WASHINGTON – President Barack Obama’s administration pledged Monday to continue a yearlong investigation into Trayvon Martin’s death and determine whether to file federal charges following a state jury’s acquittal of George Zimmerman.
While Obama took the unusual step of speaking publicly about a case in a state court, he stopped short of criticizing the Florida jury that handed down its verdict late Saturday.
Instead, he used the case to push for a series of gun control measures that were defeated earlier this year after an elementary school shooting in Connecticut.
“The president wanted to convey that he felt that the death of Trayvon Martin was a tragedy for his family, for a community, but also for the country,” said White House spokesman Jay Carney. “And he wanted to express his view that we should ask ourselves if we are doing all that we can to foster compassion and understanding in our communities and to stem the tide of gun violence, as well as how we can prevent future tragedies like this from happening.”
Zimmerman, 29, who has a white father and a Latina mother, argued that he was defending himself when he shot Martin, 17, as the black teen was walking home through a Sanford, Fla., gated community in February 2012.
Attorney General Eric Holder said Monday that the case provides an opportunity for the nation to discuss “complicated and emotionally charged issues.”
“We are resolved to combat violence involving or directed at young people, to prevent future tragedies and to deal with the underlying attitudes, mistaken beliefs and stereotypes that serve as the basis for these too common incidents,” he said at the anniversary celebration of the predominantly African-American sorority Delta Sigma Theta.
Zimmerman’s acquittal has led to demonstrations across the nation and questions from civil rights organizations. Hundreds of thousands of people have signed an NAACP petition calling on the Justice Department to launch a civil rights investigation while thousands have signed a White House petition asking Holder to file charges against Zimmerman.

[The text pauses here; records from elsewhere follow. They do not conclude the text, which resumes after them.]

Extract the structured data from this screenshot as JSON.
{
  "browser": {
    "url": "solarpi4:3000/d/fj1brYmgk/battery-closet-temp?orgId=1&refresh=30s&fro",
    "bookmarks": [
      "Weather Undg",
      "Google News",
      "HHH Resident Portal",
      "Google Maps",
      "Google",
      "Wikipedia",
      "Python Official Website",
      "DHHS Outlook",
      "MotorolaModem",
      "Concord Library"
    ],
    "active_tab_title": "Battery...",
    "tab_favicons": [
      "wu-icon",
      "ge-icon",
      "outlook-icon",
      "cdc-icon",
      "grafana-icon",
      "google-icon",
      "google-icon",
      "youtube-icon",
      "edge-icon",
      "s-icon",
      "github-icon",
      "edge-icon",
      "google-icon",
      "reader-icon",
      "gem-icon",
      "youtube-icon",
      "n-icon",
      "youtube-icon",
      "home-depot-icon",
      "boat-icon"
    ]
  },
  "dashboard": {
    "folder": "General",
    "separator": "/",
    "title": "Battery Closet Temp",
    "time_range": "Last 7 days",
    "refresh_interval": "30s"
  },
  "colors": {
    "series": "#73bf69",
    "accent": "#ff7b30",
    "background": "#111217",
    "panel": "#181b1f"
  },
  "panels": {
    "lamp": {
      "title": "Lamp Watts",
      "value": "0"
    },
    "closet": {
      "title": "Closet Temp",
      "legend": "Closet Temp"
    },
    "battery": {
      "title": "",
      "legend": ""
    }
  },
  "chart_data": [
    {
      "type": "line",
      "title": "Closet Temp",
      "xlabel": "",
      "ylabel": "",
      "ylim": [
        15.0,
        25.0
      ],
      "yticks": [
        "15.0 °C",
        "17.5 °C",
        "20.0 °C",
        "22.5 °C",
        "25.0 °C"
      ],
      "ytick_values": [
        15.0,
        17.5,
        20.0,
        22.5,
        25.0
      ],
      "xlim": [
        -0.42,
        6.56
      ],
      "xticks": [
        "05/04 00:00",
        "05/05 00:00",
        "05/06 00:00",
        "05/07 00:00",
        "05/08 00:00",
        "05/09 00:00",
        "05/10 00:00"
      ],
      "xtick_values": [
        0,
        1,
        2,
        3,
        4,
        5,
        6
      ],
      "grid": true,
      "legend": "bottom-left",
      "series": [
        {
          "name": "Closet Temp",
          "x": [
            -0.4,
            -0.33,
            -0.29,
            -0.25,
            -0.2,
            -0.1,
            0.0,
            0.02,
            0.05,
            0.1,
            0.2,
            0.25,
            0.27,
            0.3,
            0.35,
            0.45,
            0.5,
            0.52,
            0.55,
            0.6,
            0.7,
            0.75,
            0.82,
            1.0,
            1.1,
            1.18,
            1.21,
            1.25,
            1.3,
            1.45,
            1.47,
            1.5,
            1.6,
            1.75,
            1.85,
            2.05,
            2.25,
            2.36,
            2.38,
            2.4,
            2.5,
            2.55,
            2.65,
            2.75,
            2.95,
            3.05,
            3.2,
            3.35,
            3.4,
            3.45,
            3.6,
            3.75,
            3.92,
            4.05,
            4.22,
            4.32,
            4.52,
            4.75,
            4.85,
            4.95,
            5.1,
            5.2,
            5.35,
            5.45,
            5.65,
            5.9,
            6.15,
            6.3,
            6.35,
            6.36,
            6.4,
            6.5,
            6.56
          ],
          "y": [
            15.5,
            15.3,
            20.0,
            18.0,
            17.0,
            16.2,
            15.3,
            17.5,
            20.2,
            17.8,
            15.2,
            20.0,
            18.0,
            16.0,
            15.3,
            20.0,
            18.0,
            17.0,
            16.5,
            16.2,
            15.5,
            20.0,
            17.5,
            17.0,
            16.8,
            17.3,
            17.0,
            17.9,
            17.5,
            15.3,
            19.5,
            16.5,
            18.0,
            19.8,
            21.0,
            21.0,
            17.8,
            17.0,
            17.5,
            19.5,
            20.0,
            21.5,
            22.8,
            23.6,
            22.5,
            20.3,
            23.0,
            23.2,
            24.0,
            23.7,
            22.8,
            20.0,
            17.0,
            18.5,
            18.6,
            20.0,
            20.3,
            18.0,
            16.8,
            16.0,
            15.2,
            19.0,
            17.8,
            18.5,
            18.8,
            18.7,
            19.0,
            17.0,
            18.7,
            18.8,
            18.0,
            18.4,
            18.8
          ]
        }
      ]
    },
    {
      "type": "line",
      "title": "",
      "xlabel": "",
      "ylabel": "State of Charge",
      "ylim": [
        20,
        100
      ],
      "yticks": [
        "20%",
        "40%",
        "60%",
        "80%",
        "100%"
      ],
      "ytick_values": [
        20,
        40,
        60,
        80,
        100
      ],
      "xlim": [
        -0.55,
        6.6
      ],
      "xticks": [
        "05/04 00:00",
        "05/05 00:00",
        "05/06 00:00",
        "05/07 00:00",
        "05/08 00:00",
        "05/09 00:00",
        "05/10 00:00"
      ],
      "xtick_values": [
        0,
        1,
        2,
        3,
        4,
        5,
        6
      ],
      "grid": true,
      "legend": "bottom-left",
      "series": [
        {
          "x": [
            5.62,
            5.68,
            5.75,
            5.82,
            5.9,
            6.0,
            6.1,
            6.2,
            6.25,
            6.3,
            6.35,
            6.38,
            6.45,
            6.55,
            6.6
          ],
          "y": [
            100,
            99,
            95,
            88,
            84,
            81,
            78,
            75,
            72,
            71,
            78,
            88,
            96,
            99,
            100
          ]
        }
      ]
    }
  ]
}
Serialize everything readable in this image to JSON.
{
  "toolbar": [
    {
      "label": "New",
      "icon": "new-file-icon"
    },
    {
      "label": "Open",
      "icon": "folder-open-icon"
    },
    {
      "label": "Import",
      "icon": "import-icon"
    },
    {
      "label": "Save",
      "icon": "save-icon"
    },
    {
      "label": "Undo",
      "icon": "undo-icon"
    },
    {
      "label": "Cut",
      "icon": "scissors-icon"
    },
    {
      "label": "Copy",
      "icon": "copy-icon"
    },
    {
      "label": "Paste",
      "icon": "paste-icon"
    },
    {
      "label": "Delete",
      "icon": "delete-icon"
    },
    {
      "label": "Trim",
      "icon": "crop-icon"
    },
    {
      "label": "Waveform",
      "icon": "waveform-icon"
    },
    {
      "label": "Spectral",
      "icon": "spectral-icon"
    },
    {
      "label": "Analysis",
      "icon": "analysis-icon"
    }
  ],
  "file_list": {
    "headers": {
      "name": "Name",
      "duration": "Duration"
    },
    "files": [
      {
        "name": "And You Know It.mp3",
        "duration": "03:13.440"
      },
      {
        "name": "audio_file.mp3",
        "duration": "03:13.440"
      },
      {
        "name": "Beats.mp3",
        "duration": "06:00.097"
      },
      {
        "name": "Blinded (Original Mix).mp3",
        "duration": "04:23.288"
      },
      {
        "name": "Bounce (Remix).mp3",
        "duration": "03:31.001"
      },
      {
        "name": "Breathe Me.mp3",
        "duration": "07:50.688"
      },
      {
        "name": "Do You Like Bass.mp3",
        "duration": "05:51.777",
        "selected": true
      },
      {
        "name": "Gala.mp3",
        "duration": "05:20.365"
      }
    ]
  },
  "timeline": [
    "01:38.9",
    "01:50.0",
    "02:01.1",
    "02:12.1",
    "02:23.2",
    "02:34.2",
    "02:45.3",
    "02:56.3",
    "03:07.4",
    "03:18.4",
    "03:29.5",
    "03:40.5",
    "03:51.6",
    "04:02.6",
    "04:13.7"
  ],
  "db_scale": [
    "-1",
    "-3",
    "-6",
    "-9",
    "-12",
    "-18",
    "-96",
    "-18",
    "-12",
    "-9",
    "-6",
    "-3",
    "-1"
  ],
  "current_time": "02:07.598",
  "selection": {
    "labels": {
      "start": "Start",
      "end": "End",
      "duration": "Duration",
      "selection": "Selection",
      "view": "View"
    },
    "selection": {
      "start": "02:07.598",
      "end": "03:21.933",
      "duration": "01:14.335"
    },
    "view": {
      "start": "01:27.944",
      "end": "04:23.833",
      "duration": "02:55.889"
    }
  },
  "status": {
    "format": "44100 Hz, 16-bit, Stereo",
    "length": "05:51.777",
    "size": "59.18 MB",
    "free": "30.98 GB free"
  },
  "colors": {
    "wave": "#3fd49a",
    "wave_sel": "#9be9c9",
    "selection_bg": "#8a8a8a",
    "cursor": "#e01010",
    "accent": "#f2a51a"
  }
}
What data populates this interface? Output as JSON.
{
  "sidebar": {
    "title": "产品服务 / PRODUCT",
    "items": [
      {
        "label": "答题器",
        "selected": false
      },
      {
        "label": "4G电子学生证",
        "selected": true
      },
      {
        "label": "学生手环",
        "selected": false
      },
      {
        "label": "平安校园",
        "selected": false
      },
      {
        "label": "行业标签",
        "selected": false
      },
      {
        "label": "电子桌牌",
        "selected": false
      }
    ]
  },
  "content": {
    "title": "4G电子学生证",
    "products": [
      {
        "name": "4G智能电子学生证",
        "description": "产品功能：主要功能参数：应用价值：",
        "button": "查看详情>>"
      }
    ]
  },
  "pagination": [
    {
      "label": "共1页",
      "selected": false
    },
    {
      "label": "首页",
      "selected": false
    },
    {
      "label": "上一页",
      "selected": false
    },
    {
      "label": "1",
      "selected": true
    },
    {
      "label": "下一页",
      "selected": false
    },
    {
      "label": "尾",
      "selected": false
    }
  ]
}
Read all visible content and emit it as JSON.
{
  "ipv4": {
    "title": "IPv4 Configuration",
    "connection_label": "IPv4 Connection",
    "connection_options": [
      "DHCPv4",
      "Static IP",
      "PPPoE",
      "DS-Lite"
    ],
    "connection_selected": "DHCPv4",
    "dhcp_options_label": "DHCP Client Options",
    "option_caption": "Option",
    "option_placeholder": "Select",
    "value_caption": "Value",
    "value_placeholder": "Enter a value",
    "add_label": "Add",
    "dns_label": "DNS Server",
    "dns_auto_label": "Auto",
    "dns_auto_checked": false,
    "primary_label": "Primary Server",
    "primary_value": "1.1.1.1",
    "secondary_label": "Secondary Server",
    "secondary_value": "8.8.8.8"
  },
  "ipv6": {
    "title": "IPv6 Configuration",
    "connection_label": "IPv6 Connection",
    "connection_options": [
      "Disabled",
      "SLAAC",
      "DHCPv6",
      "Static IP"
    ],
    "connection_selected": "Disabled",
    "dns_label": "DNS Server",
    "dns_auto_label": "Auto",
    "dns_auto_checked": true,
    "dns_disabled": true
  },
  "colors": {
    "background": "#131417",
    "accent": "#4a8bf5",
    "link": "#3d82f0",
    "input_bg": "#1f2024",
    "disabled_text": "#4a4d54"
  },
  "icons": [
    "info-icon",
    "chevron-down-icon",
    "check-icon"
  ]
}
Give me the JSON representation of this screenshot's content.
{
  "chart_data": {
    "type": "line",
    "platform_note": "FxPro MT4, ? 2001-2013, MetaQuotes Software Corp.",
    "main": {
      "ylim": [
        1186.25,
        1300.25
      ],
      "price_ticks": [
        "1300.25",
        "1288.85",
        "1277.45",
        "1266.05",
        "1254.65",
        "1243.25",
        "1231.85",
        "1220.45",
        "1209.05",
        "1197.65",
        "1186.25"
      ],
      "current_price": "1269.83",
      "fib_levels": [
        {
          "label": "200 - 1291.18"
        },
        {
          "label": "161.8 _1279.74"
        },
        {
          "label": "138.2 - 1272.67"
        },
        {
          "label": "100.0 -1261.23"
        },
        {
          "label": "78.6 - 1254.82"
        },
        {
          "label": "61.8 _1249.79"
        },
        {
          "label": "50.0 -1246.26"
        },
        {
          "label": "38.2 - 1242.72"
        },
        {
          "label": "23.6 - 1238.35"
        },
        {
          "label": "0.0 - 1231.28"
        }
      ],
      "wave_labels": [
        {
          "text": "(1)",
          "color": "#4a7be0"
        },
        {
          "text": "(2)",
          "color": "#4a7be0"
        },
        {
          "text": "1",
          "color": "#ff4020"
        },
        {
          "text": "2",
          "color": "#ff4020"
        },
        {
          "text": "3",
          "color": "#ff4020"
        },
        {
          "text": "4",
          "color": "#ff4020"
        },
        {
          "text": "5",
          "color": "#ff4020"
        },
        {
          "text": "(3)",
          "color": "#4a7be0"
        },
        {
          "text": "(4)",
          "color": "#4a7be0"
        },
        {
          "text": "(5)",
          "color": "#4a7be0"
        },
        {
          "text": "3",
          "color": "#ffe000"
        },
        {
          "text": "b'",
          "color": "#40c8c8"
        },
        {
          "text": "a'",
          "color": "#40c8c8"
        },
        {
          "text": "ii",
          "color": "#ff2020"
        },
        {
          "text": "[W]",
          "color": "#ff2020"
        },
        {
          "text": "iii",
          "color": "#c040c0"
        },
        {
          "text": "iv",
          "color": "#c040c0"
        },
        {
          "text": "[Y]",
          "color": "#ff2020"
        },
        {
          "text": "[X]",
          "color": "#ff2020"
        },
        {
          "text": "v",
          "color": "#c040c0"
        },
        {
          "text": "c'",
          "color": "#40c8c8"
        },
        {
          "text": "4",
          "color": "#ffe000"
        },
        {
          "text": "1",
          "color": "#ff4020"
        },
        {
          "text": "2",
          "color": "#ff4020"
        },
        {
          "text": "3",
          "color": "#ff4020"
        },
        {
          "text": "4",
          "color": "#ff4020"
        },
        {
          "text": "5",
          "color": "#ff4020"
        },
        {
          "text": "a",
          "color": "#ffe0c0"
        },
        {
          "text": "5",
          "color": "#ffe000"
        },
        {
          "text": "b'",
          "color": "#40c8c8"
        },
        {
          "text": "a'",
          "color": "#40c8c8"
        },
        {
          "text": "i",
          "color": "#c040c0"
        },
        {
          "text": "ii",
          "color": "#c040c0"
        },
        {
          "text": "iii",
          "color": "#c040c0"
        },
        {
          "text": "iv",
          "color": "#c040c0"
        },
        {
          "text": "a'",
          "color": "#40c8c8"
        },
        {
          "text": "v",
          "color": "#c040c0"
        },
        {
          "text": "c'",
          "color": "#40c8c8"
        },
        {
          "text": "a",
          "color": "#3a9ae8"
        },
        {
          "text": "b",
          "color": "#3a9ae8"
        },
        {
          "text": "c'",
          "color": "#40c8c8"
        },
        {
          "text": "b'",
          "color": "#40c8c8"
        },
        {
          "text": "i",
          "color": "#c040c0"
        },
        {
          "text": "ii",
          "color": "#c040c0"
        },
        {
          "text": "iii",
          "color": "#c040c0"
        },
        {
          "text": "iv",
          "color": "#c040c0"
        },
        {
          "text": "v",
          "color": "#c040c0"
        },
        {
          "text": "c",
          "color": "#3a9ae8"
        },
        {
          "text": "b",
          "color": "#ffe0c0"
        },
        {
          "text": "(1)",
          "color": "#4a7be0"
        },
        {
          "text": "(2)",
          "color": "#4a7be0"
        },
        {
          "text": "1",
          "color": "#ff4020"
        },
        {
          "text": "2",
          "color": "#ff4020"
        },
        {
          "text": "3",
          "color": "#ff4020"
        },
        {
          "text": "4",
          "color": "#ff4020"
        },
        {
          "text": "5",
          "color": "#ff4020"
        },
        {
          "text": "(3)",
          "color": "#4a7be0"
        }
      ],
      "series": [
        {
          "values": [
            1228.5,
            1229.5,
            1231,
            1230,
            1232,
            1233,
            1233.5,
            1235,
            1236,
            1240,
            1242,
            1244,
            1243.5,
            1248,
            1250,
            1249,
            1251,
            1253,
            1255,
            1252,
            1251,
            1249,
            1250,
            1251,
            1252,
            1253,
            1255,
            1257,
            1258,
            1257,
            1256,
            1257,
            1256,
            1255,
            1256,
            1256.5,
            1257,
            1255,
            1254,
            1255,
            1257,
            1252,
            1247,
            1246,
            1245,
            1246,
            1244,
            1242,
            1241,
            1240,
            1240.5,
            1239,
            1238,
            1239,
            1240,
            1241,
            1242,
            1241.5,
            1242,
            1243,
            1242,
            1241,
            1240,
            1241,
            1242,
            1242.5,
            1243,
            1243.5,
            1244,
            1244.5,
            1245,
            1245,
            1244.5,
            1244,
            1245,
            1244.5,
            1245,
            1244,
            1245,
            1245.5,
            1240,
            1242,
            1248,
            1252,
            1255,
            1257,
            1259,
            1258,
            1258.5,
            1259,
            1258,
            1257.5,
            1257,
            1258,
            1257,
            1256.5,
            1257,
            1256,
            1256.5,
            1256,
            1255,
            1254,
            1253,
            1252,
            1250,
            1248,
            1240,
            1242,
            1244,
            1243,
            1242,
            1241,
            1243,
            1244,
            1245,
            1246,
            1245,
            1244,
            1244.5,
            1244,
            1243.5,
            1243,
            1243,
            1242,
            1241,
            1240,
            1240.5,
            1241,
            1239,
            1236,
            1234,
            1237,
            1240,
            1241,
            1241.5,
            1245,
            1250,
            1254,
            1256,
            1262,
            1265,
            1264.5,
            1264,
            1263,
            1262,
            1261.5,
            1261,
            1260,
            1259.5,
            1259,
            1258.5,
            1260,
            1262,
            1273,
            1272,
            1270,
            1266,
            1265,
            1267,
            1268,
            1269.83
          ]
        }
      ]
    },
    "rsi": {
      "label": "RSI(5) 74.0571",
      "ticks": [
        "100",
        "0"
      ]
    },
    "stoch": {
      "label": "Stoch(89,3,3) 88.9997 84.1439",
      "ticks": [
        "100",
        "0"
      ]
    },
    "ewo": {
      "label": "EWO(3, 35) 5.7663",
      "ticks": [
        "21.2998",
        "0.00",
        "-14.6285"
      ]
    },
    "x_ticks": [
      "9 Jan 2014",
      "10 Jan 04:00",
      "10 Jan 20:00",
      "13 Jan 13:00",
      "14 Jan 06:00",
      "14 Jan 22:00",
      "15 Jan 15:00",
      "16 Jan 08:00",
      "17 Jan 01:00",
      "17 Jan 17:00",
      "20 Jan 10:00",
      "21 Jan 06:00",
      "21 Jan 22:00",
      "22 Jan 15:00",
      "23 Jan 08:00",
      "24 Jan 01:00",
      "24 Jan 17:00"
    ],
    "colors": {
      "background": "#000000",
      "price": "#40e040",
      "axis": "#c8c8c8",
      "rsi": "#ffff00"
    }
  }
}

Carney said Obama would not get involved in the Justice Department investigation.
“This is a decision made by the Justice Department, by career prosecutors, and all questions about how that process is undertaken should be directed there,” he said. “And that is not something the president involves himself in.”